When Renfield strikes again we see just how reprehensible Dees is. He takes the story back and follows the murder trail. With the first victim, Claire Bowie (Richard K Olsen), he goes to the grave, replaces flowers with dead flowers, kicks the gravestone crooked and wipes blood on it to get a decent shot. It is during this visit that strange things start happening to Dees as Renfield starts warning him off.
As he follows the trail we learn much about the vampire. His victims often seem enamoured by him, actually becoming dreamy and welcoming, though in his cape he looks odd. Most have the FAA warning about his plane and yet do not report his presence. The bite wounds are not the small bites of your standard vampire. Bowie’s throat is completely ripped out. Other victims have huge punctures either side of their necks as though railroad spikes have been thrust into their necks.
Mirrors near the victims are smashed, we later discover that they break as the creature passes and also later discover that the vampire casts no reflection in intact mirrors – cleverly shown as we see a stream of blood flow into a urinal but see no vampire, how often do we get a vampire relieving himself in a movie? There is a hint that the vampire can control dogs, as Dees confronts a particularly vicious beast that chases him and yet is back in its starting position when he gets to his car. The vampire’s plane often has fetid, maggot and worm infested soil beneath it and this later is seen to be his bed within the plane. As he only flies at night and the plane’s windows are curtained we can assume an aversion to sunlight.
Yet it is also interesting that Dees himself is a vampire (of sorts). When he comes across a car crash he takes photos, actually shifting the bodies to get a more sensational shot, and refers to it as a bonus. He tricks Jimmy, who is put back on the story by an annoyed and devious Morrison, into helping him and then locks her in a wardrobe. He uses people, the living and the dead, to get his story.

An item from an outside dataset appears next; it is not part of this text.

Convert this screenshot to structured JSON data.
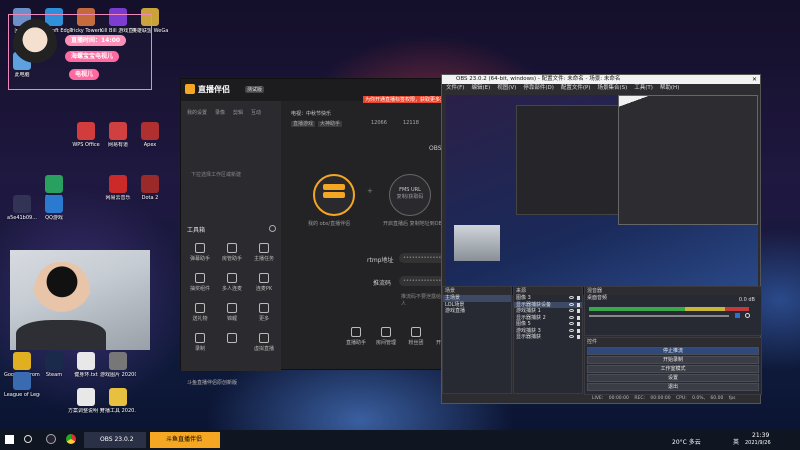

This is why the vampire warns him off, he is as fascinated with Dees as Dees is with him. In fact Dees finds copies of the Inside View inside the vampire’s plane. The vampire sums it up when he admits that Dees' “appetite for blood intrigues me.”
We do not see the vampire clearly at first, just shadowy views of a high necked cape. Then we get three images. The first is in old photographs which are, presumably, of the vampire when mortal. These are old black and white shots of a man and woman and the man is obviously an early pilot. At the end of the film we do see him with a human face.
More fascinating, however, is the view of the vampire when he is on the rampage. With talon claws and his great monster like head, complete with huge retractable front placed fangs, this is one of the most monstrous views of a vampire you are likely to see in a movie.
The film spins on to a nicely twisted ending.
The film has its problems, there are unanswered plot pieces and the overall concept takes a huge suspension of disbelief to buy. However it has several selling points. Firstly the character of Dees, skilfully portrayed by Ferrer is so utterly unlikeable and yet we are carried with him. This character, this hunter, is probably worse than the vampire. The vampire might rampage through victims, though it is clear that at least one is at peace with her fate, but Dees actively preys on the dignity of the living and dead and has no moral compunction. This allows the film to damningly indict such sensationalist journalism, which is another great selling point. The fact that the vampire is so monstrously portrayed is also great.
With nice referential points this film deserves no less than 6.5 out of 10.
The imdb page is here.
Wednesday, September 27, 2006
Director: Mark Pavia